Search for the word "from" in the entries. Each line that holds it should be copied.

[Dataset items]
::::::

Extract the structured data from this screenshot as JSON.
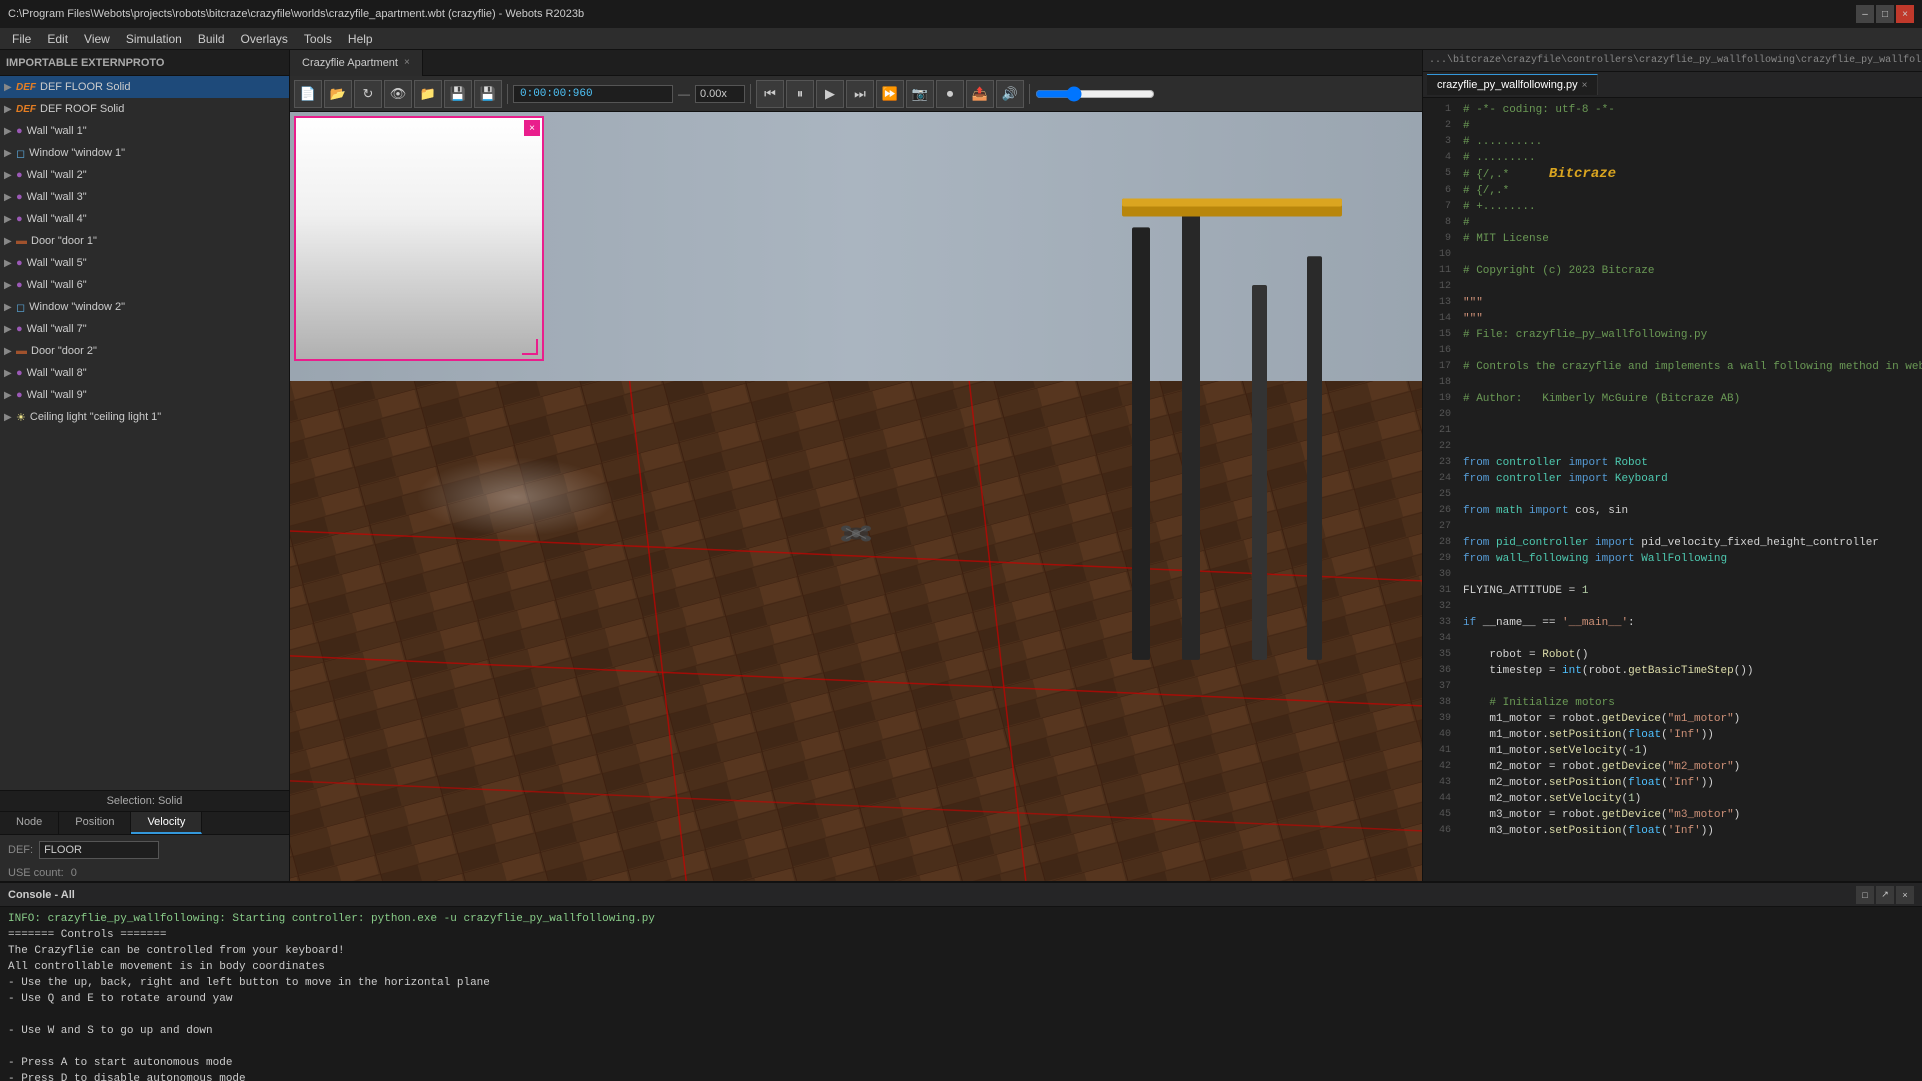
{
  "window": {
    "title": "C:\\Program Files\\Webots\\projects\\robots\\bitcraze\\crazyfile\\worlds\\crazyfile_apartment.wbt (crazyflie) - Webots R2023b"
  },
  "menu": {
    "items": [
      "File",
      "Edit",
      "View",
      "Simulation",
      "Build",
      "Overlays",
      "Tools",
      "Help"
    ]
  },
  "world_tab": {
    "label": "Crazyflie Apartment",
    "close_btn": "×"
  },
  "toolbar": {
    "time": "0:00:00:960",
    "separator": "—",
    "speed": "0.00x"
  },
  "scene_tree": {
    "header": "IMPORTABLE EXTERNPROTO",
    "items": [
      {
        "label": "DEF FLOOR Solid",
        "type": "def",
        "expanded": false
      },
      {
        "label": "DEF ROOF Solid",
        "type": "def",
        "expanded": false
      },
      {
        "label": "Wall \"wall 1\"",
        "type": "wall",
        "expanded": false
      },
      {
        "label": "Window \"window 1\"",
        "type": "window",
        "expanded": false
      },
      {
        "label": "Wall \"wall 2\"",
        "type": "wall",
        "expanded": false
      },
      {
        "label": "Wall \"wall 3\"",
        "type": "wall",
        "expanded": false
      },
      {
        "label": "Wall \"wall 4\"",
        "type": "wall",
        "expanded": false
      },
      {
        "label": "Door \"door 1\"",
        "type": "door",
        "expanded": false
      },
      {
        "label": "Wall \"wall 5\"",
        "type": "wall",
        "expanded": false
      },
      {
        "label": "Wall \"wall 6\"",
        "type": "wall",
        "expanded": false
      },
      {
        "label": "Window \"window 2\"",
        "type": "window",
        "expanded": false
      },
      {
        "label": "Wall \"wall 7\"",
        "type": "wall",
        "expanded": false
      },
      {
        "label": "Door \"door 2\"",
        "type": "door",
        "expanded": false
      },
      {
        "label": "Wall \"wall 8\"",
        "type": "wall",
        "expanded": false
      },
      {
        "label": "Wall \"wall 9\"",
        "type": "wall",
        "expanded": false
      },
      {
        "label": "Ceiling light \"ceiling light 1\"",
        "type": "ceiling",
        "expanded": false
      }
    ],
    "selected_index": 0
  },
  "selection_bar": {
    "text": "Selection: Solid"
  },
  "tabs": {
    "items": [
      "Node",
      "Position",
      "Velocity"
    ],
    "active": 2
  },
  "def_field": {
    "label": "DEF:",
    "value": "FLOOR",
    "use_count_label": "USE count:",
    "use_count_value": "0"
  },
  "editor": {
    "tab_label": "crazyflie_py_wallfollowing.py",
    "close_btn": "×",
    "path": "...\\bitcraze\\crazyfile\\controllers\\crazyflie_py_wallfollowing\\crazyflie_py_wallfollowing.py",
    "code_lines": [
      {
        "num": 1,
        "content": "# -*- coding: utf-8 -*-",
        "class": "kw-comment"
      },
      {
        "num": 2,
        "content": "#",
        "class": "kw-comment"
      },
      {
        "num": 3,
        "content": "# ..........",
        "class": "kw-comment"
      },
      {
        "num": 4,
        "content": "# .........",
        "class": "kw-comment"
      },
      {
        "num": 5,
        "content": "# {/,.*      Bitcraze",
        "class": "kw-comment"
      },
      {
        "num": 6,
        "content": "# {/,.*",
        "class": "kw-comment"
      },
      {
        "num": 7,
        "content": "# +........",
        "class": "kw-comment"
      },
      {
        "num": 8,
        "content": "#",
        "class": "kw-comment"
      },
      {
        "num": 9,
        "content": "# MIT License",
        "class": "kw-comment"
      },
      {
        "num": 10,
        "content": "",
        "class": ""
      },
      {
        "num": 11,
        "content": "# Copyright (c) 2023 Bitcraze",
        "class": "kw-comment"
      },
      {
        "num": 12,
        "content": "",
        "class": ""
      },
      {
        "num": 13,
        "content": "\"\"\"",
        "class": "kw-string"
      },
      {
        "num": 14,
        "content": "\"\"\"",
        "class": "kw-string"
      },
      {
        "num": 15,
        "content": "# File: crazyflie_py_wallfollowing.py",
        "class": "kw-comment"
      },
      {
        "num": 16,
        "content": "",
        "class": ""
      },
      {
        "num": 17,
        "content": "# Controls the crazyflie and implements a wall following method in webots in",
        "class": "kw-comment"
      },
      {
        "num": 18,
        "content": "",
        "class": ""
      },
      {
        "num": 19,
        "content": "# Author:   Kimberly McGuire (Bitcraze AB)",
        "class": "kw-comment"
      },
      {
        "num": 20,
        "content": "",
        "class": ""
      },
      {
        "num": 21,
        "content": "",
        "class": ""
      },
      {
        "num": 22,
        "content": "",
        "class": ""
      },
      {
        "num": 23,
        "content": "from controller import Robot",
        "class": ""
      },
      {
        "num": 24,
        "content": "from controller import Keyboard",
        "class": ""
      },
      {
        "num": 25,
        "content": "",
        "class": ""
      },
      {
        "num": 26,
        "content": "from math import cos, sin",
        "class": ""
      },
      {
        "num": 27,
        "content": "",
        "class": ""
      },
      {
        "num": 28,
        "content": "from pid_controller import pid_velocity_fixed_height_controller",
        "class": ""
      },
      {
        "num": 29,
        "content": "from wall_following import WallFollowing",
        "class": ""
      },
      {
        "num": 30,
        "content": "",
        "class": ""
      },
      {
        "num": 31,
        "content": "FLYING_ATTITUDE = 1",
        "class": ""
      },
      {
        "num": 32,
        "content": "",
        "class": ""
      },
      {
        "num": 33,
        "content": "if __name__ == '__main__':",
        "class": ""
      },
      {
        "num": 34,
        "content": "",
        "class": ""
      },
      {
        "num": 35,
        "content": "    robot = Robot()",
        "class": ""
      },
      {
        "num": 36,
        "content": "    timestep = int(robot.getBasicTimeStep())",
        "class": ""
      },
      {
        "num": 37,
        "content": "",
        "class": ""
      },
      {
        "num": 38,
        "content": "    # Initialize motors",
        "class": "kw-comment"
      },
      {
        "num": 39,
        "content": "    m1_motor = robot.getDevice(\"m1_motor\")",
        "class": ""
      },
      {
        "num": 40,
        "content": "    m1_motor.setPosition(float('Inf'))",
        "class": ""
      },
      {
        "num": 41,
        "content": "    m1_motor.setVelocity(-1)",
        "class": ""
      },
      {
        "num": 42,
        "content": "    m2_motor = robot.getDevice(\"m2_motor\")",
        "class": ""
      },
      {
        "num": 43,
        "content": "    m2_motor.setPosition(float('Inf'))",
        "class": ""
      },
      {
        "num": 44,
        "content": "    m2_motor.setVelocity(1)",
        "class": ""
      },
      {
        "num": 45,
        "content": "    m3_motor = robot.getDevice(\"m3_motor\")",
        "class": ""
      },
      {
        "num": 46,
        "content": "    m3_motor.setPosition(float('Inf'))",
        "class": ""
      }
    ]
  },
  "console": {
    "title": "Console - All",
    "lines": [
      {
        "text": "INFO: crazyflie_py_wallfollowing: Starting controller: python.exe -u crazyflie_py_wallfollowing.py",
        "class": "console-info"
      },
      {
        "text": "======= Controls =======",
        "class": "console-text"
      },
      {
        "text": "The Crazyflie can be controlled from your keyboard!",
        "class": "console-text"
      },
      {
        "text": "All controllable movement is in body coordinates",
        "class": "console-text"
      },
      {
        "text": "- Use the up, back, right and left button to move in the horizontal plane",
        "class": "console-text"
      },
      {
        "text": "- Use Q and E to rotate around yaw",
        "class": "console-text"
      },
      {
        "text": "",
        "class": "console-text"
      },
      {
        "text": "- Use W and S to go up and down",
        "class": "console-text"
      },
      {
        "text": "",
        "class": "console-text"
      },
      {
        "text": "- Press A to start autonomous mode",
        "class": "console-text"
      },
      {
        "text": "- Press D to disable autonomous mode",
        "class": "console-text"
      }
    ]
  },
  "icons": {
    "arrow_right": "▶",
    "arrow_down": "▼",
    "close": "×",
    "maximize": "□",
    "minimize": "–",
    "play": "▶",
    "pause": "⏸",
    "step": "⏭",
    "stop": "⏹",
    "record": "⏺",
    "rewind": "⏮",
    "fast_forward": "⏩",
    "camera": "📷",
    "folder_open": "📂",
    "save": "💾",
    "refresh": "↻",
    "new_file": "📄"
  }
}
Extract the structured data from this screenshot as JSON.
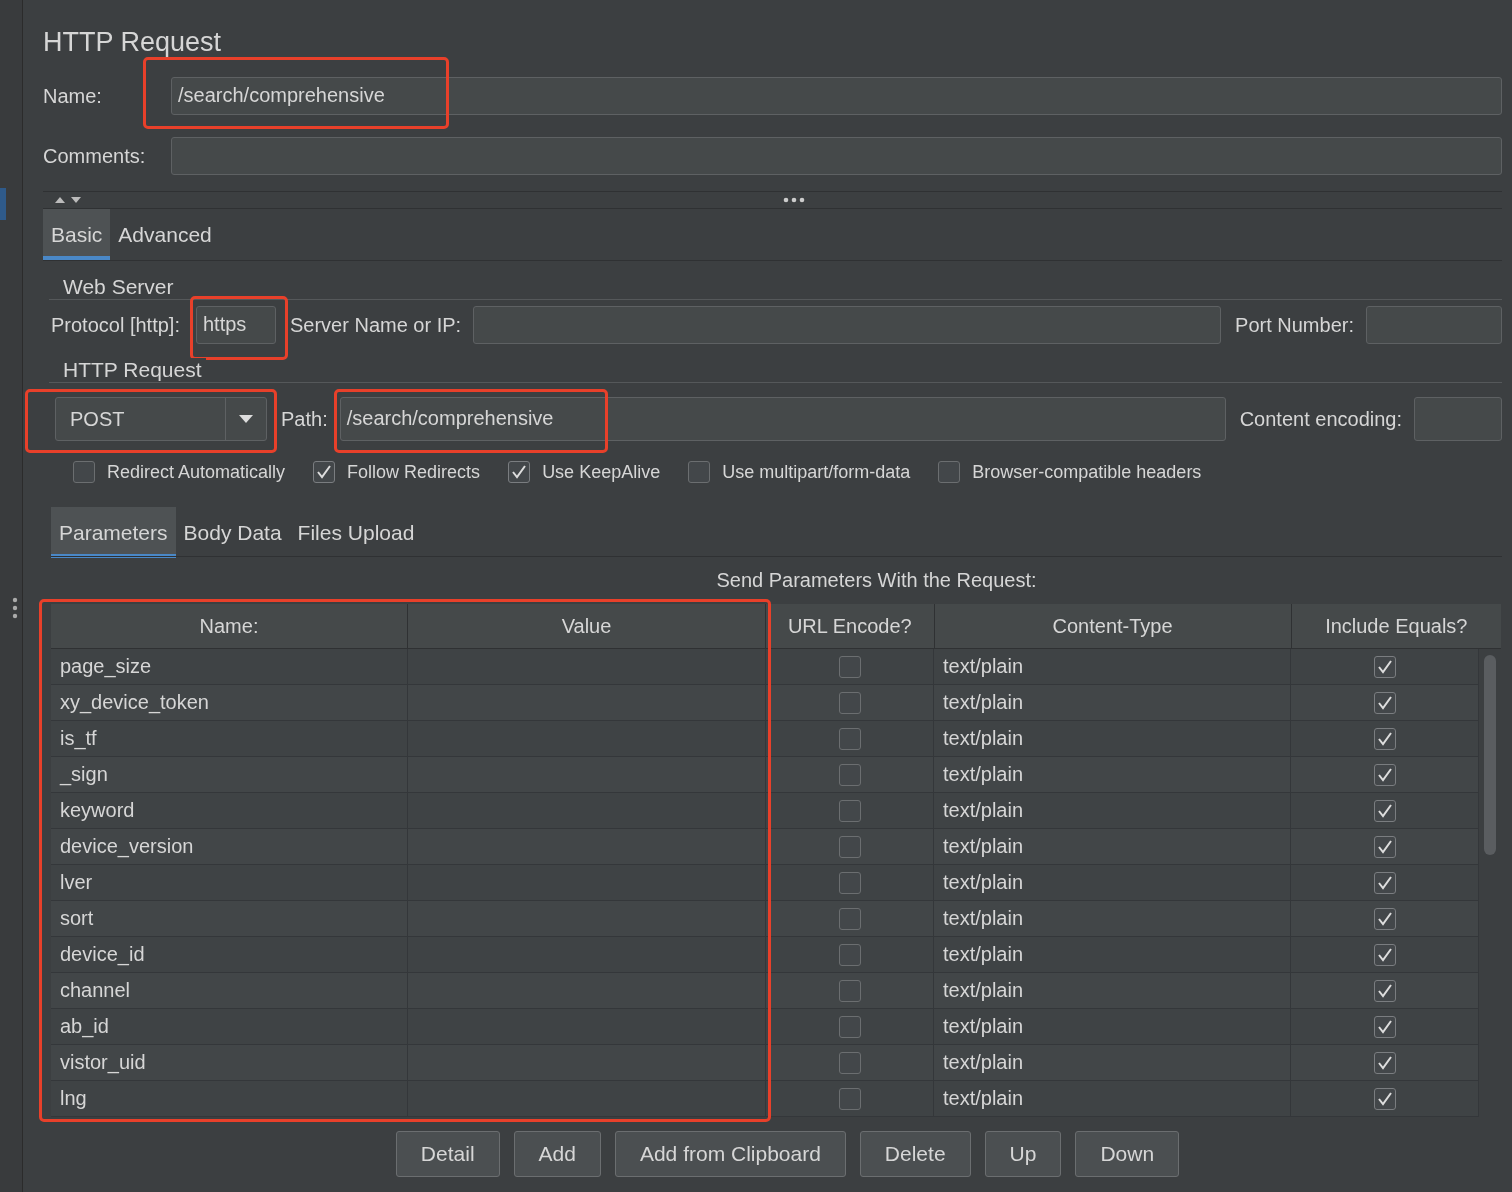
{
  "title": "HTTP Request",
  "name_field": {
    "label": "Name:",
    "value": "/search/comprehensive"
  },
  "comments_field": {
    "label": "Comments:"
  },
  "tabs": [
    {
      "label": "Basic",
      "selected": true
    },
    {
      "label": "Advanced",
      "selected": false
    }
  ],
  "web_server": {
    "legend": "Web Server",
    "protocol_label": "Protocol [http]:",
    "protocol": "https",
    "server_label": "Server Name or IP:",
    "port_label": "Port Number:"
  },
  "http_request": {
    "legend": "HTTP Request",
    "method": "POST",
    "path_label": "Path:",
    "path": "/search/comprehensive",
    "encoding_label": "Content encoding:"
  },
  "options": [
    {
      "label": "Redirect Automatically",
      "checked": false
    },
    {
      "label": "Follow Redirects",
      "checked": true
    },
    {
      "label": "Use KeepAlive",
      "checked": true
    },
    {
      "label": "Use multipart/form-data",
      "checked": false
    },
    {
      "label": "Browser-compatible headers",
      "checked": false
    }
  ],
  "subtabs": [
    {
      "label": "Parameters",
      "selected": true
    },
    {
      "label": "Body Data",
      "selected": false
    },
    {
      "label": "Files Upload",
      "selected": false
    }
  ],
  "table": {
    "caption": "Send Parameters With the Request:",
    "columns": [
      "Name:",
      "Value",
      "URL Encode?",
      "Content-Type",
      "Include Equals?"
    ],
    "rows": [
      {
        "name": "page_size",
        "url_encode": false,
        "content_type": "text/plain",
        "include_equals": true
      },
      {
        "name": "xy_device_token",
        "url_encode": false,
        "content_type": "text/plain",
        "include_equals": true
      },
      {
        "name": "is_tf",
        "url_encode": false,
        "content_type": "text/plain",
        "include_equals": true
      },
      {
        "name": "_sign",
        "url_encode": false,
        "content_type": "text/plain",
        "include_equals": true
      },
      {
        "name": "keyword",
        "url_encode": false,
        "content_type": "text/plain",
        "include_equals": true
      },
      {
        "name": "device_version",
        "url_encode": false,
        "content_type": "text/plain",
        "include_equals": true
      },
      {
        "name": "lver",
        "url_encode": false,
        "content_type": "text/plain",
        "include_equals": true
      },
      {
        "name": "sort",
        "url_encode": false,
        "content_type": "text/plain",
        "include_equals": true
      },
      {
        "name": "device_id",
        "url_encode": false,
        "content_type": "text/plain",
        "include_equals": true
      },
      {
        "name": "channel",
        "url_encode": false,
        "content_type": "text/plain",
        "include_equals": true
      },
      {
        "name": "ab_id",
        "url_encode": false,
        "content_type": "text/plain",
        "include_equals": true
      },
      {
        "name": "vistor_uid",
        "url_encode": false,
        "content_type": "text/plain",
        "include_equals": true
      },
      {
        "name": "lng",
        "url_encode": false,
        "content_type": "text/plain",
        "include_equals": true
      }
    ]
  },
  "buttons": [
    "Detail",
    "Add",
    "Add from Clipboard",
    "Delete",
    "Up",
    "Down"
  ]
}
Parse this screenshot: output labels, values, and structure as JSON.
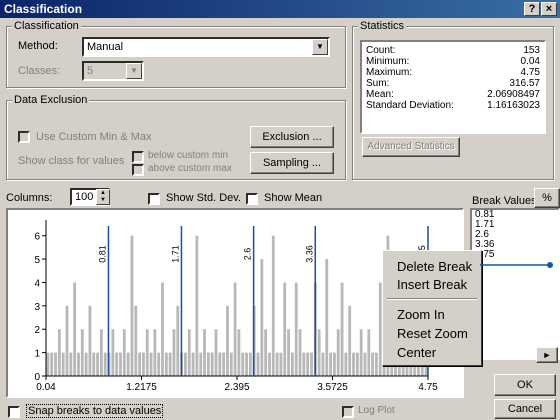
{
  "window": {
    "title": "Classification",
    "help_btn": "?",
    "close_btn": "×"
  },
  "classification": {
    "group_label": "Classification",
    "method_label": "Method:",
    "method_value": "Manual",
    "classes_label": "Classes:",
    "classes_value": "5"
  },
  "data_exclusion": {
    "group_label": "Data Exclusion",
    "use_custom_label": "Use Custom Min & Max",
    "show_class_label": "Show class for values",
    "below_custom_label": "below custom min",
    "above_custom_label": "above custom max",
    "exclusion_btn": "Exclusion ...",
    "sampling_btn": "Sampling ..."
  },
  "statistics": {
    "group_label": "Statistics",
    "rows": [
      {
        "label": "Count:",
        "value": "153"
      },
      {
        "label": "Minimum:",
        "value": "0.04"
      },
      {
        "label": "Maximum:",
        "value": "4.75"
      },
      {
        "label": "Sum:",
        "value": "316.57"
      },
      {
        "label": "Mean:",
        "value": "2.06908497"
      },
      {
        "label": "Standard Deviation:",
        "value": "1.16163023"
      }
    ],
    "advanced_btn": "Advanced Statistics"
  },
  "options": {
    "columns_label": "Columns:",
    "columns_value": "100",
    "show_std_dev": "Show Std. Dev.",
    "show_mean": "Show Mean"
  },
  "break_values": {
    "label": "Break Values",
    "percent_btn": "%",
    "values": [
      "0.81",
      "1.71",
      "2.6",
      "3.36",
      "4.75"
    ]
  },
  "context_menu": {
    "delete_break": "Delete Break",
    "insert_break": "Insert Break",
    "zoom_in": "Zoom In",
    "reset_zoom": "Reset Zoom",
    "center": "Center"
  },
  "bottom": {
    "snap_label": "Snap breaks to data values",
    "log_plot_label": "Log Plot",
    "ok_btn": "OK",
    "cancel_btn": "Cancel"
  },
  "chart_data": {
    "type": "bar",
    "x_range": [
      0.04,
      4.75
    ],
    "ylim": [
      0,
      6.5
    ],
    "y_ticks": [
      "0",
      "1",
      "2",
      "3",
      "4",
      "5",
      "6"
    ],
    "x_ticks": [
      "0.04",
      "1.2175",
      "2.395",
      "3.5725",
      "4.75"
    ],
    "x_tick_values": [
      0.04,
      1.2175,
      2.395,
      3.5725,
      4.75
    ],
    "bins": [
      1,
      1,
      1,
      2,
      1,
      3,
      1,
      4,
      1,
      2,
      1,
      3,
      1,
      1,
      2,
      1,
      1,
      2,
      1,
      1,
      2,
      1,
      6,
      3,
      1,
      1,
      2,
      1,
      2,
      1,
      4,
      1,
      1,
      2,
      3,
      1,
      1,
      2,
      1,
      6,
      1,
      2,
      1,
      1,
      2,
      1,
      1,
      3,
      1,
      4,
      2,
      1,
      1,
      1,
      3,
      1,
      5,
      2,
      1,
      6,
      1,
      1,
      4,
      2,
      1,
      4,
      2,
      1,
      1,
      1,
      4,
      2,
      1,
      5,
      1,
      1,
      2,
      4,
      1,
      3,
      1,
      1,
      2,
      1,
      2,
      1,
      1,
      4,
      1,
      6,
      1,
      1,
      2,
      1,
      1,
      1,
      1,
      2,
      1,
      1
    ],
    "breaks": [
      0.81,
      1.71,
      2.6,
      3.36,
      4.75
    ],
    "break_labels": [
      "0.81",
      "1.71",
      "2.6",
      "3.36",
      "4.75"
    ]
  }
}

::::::

■ Reply to the task
Extract the structured data from this screenshot as JSON.
        "content": "from controller import Robot",
        "content": "from controller import Keyboard",
        "content": "from math import cos, sin",
        "content": "from pid_controller import pid_velocity_fixed_height_controller",
        "content": "from wall_following import WallFollowing",
        "text": "The Crazyflie can be controlled from your keyboard!",
Extract the structured data from this screenshot as JSON.
    "Add from Clipboard",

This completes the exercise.